» Exercise requirements
Copy all the lines of the data that include the word "robot".

========================================

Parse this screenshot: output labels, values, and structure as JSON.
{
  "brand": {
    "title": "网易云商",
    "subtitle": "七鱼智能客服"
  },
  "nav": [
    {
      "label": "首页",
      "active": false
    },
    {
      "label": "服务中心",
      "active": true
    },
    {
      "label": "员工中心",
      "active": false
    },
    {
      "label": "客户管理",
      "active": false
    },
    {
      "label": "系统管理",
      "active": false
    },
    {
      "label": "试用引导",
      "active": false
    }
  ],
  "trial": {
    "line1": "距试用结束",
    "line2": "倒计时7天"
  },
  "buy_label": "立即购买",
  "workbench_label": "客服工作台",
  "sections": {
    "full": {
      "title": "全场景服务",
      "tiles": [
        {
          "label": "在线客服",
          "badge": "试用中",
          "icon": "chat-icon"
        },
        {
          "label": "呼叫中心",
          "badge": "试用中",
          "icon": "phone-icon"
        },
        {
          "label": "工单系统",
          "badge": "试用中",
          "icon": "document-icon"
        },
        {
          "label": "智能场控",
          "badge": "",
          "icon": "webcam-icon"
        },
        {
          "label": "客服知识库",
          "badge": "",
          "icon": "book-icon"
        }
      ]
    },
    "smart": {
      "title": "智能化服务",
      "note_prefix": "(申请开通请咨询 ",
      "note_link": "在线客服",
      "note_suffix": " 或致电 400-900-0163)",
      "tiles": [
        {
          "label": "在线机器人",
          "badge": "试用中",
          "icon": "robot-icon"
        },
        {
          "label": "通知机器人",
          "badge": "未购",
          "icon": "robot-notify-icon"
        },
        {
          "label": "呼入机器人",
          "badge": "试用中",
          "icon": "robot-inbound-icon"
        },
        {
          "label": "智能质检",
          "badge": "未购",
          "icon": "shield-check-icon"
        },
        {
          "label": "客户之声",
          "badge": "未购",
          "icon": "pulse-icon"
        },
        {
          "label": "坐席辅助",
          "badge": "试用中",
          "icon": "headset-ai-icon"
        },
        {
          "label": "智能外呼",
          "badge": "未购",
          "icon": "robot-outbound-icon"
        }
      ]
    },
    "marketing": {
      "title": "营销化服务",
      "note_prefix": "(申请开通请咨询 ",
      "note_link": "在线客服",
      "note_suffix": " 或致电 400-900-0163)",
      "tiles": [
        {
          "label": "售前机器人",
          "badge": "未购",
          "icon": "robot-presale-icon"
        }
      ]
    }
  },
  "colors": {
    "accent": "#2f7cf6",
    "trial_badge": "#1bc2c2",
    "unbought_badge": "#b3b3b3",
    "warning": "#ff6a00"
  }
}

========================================

» Result of this task
          "icon": "robot-icon"
          "icon": "robot-notify-icon"
          "icon": "robot-inbound-icon"
          "icon": "robot-outbound-icon"
          "icon": "robot-presale-icon"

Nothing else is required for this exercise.